In fact, it seems like the outgoing president, in his unlimited craziness, is prepared to stain U.S. democracy with allegations of fraud, inviting petty tyrants from other parts of the world to use similar tactics in their fiefdoms. But will he go to the extreme of skipping the inauguration ceremony?
When Trump became the president of the most stable democracy that we know, it was undeniably a milestone. But in material terms, and in terms of public policy, the damage was limited. The system of checks and balances set up a formidable barrier to his most delusional proposals, including the construction of the wall and massive deportations.
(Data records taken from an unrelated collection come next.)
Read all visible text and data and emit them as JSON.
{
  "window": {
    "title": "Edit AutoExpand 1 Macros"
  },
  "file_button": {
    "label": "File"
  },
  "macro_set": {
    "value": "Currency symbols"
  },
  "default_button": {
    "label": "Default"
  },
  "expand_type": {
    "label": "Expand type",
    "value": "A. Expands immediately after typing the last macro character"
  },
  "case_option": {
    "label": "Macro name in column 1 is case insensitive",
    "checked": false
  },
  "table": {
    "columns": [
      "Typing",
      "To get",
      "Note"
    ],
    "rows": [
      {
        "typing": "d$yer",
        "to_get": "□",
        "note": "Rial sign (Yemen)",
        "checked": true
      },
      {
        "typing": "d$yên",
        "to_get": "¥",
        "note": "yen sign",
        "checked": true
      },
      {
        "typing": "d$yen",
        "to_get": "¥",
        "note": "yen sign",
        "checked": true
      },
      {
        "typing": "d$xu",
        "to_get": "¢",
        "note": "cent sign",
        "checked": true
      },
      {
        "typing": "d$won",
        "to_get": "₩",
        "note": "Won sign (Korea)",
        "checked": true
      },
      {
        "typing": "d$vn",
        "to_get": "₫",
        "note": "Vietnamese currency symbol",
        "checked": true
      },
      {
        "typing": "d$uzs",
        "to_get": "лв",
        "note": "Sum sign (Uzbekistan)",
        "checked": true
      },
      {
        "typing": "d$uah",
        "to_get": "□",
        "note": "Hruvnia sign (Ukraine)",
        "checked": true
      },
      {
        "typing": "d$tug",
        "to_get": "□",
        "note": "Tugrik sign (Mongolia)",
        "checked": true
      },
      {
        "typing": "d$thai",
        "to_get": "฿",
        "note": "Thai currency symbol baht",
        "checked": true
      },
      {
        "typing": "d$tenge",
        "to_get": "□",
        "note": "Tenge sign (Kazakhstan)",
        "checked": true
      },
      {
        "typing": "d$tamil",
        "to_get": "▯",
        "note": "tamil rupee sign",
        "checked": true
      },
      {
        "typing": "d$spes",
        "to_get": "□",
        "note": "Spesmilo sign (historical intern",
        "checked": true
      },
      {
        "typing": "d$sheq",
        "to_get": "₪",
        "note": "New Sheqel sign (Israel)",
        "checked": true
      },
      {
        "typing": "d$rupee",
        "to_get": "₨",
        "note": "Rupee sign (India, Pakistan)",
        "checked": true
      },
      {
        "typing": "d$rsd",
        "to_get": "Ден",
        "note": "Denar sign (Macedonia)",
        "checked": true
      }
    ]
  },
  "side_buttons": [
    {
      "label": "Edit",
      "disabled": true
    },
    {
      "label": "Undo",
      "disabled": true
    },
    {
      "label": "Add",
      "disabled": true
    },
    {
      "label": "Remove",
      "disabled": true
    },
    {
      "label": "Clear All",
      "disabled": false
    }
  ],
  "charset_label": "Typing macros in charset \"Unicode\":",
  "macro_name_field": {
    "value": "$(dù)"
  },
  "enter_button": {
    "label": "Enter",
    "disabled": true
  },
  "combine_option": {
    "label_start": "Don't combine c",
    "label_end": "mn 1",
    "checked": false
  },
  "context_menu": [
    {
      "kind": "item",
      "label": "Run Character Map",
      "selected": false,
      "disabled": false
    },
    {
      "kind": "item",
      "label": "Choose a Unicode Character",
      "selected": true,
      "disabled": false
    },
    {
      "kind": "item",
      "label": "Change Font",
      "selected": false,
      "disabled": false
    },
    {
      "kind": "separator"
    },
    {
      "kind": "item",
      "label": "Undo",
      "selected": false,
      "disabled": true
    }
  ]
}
Such are the advantages of living in a republic.
On the other hand, the balance is totally negative in the symbolic field. As never before, populism burst into the civic life of a country where centrist politics had predominated, marked by dialogue and negotiation. Already, the red and blue states do not merely indicate electoral preferences; rather, they reflect an existential struggle between sworn enemies. Argentines understand well the scope of this tragedy.
Whether the United States will turn the page depends in large measure on what the Democrats do — much more so than on what the Republicans do or what Trump himself does. Biden’s speech after his victory suggests that the new president understands the challenge: He called for overcoming internal divisions, presenting himself as the president of all the people, not of just one part. It will be crucial now for his base to stick to this.
According to many political analysts, Trump’s electoral success is explained in part by his voters’ experience of humiliation. Tired of the contempt of the “educated” classes, they would have found in the multimillionaire a way to reclaim their values: Trump promised to redeem an identity that many felt was endangered. The country’s base, rising up against the elites. And in many cases, the response of the Democrats exacerbated the reaction, turning the life of the country into cultural trench warfare.
Rather than appealing to a progressive populist identity politics in opposition to Trumpism, the Democrats should reclaim the liberal arsenal that they inherited from the Enlightenment. The rights of minorities, equality at all levels and the guarantee of fundamental rights all matter because everyone is important.
Affirmative action, integration and the improvement of living conditions are not ways to get vengeance or to retaliate for past injustices, nor do they justify new injustices; they are a genuinely universal imperative. It is up to the Democrats to return to the guidebook for an open society that made the United States a thriving democracy.
Julio Montero is a philosopher, university professor and recipient of the Konex Award for Humanities.